Exercise requirements
Print out every entry that follows, exactly as written.

-*-*-

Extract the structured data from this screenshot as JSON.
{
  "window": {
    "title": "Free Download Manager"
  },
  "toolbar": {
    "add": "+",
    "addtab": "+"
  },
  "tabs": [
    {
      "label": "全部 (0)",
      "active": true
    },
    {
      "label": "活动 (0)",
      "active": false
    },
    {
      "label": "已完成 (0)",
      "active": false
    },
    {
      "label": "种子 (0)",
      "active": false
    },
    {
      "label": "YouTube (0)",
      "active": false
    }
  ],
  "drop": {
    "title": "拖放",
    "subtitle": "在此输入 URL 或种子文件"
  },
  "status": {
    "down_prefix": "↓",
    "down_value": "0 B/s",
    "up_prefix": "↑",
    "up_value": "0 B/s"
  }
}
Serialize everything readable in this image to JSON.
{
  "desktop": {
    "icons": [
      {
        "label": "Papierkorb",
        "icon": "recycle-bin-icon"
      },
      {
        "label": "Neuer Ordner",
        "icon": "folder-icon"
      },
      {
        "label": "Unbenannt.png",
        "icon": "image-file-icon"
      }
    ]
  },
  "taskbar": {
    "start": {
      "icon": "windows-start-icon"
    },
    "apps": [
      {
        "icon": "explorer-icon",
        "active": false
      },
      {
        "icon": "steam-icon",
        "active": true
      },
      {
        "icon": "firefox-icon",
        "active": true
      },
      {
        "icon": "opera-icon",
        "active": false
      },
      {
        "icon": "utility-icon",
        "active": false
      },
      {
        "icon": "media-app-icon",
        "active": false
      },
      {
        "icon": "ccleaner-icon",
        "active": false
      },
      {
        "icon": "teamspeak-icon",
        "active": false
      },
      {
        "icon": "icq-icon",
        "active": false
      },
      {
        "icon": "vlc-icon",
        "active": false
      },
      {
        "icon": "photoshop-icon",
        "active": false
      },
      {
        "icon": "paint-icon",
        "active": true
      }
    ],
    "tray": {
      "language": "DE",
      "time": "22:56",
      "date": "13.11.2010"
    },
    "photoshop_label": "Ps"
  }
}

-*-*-

Task output
Extract the structured data from this screenshot as JSON.
{
  "window": {
    "title": "Free Download Manager"
  },
  "toolbar": {
    "add": "+",
    "addtab": "+"
  },
  "tabs": [
    {
      "label": "全部 (0)",
      "active": true
    },
    {
      "label": "活动 (0)",
      "active": false
    },
    {
      "label": "已完成 (0)",
      "active": false
    },
    {
      "label": "种子 (0)",
      "active": false
    },
    {
      "label": "YouTube (0)",
      "active": false
    }
  ],
  "drop": {
    "title": "拖放",
    "subtitle": "在此输入 URL 或种子文件"
  },
  "status": {
    "down_prefix": "↓",
    "down_value": "0 B/s",
    "up_prefix": "↑",
    "up_value": "0 B/s"
  }
}
Serialize everything readable in this image to JSON.
{
  "desktop": {
    "icons": [
      {
        "label": "Papierkorb",
        "icon": "recycle-bin-icon"
      },
      {
        "label": "Neuer Ordner",
        "icon": "folder-icon"
      },
      {
        "label": "Unbenannt.png",
        "icon": "image-file-icon"
      }
    ]
  },
  "taskbar": {
    "start": {
      "icon": "windows-start-icon"
    },
    "apps": [
      {
        "icon": "explorer-icon",
        "active": false
      },
      {
        "icon": "steam-icon",
        "active": true
      },
      {
        "icon": "firefox-icon",
        "active": true
      },
      {
        "icon": "opera-icon",
        "active": false
      },
      {
        "icon": "utility-icon",
        "active": false
      },
      {
        "icon": "media-app-icon",
        "active": false
      },
      {
        "icon": "ccleaner-icon",
        "active": false
      },
      {
        "icon": "teamspeak-icon",
        "active": false
      },
      {
        "icon": "icq-icon",
        "active": false
      },
      {
        "icon": "vlc-icon",
        "active": false
      },
      {
        "icon": "photoshop-icon",
        "active": false
      },
      {
        "icon": "paint-icon",
        "active": true
      }
    ],
    "tray": {
      "language": "DE",
      "time": "22:56",
      "date": "13.11.2010"
    },
    "photoshop_label": "Ps"
  }
}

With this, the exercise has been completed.